    Another factor in a gecko's decreased appetite is colder weather. As temperatures cool down, their metabolism also decreases, causing them to be less hungry.
    If the gecko is not eating and it is not due to one of the above reasons, there may be an issue. Leopard or African Fat Tail geckos with healthy tails can go a significant period of time without food. However, this issue should be addressed as soon as there a problem is determined to exist.
    Watch for feces. If it is runny or discolored, you may need to take the gecko and a feces sample to the vet. See Health for more information.
  • How much do I feed my gecko, how large of food, and how often?
    Geckos can usually be fed once every other day. During brumation, they will go without feed for much longer periods of time.
    It is generally acceptable to feed your gecko foods that are no longer than the width of their heads. If larger foods are eaten, it could cause choking or even impaction.
    Most gecko keepers feed as much food as the animal will take in a feeding. You should get a feel after several feedings for how much your gecko will eat in one feeding.
    If you are feeding crickets, it is especially important to understand how much your gecko will eat as uneaten crickets will bother them and may even bite your gecko when sleeping.
  • Is it true that mealworms can eat their way out of a reptile's stomach?
    No. This myth comes up every once in a while from some picture of an expired reptile with a mealworm exposed from the body cavity. This is a result of the mealworm attacking a deceased animal the same as it would in the wild.
    Geckos' stomachs have juices that will kill the worms quite quickly (again, as it occurs in nature)... if the gecko's jaw doesn't do the trick first.
  • I just purchased a bunch of mealworms and I cannot feed them all now? How can I best store the worms for future feedings?
    The best thing about mealworms is the fact that they can be stored for a long time. If kept warm, they will pupate into beetles. If kept at cooler temperatures (in the 50's) they generally will take weeks to pupate.
  • My gecko lost its tail, what do I do?

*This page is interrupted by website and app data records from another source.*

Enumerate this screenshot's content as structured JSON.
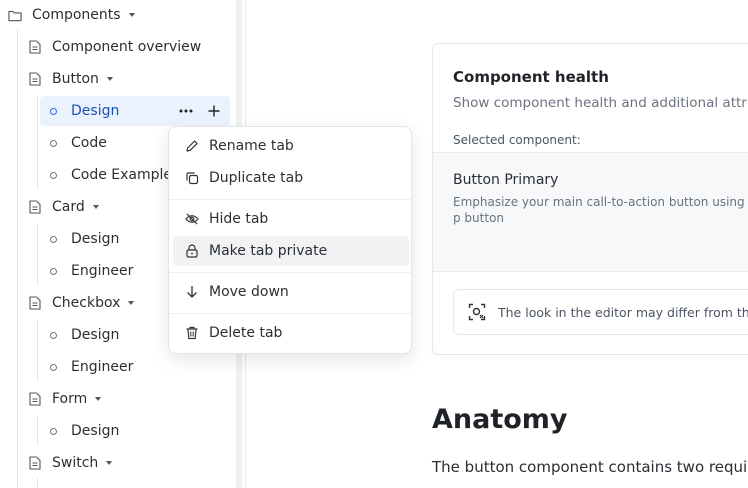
{
  "sidebar": {
    "root": {
      "label": "Components",
      "icon": "folder-icon"
    },
    "items": [
      {
        "label": "Component overview",
        "icon": "page-icon"
      },
      {
        "label": "Button",
        "icon": "page-icon",
        "expanded": true
      },
      {
        "label": "Design",
        "active": true
      },
      {
        "label": "Code"
      },
      {
        "label": "Code Examples"
      },
      {
        "label": "Card",
        "icon": "page-icon",
        "expanded": true
      },
      {
        "label": "Design"
      },
      {
        "label": "Engineer"
      },
      {
        "label": "Checkbox",
        "icon": "page-icon",
        "expanded": true
      },
      {
        "label": "Design"
      },
      {
        "label": "Engineer"
      },
      {
        "label": "Form",
        "icon": "page-icon",
        "expanded": true
      },
      {
        "label": "Design"
      },
      {
        "label": "Switch",
        "icon": "page-icon",
        "expanded": true
      }
    ],
    "row_actions": {
      "more": "more-icon",
      "add": "plus-icon"
    }
  },
  "context_menu": {
    "items": [
      {
        "label": "Rename tab",
        "icon": "pencil-icon"
      },
      {
        "label": "Duplicate tab",
        "icon": "duplicate-icon"
      },
      {
        "label": "Hide tab",
        "icon": "eye-off-icon"
      },
      {
        "label": "Make tab private",
        "icon": "lock-icon",
        "hovered": true
      },
      {
        "label": "Move down",
        "icon": "arrow-down-icon"
      },
      {
        "label": "Delete tab",
        "icon": "trash-icon"
      }
    ]
  },
  "main": {
    "card": {
      "title": "Component health",
      "subtitle": "Show component health and additional attrib",
      "selected_label": "Selected component:",
      "component_name": "Button Primary",
      "component_desc": "Emphasize your main call-to-action button using a p button",
      "notice": "The look in the editor may differ from the pu"
    },
    "heading": "Anatomy",
    "paragraph": "The button component contains two requi"
  },
  "colors": {
    "accent": "#2f6fe0",
    "active_bg": "#eaf2fe",
    "active_text": "#1a4fb3"
  }
}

    I believe this question has more to do with the area on the body where the tail fell off. This is best left alone. There is really no need for us as keepers to attend to this as tails fall off in nature all the time.
    However, there is another point of this issue that should be addressed and that is WHY the tail fell off. Is it due to rough handling (usual situation unless we are talking about gargoyles that are just hard on co-habitants' tails), or perhaps aggression between tank mates?
    If this happened as an action of the keeper, you should be aware that A) you should not handle a gecko by the tail B) closing a top or door on the tail will absolutely result in the injury or loss of a tail C) Crested geckos sleep during the day and if awakened suddenly are more prone to dropping their tails.
    If this happened due to other geckos in their enclosure, additional attention should go into watching the enclosure for more aggression.
    Also note that if the gecko is a leopard or African Fat Tail, these geckos store fat in their tails. Pay special attention to their diets and their health until they've had a chance to regrow their tails.
  • My leopard gecko has what looks like fatty, balloon looking  bags behind its front legs legs. Should I be concerned?
    The pockets are storage areas for the gecko. The area can contain excess fat, calcium or protein. In essence, the issue is that this is not an urgent medical issue but you should consider cutting back a bit on the amount of food you are providing your gecko.

 Fauna Top Sites Reptile Related Top Sites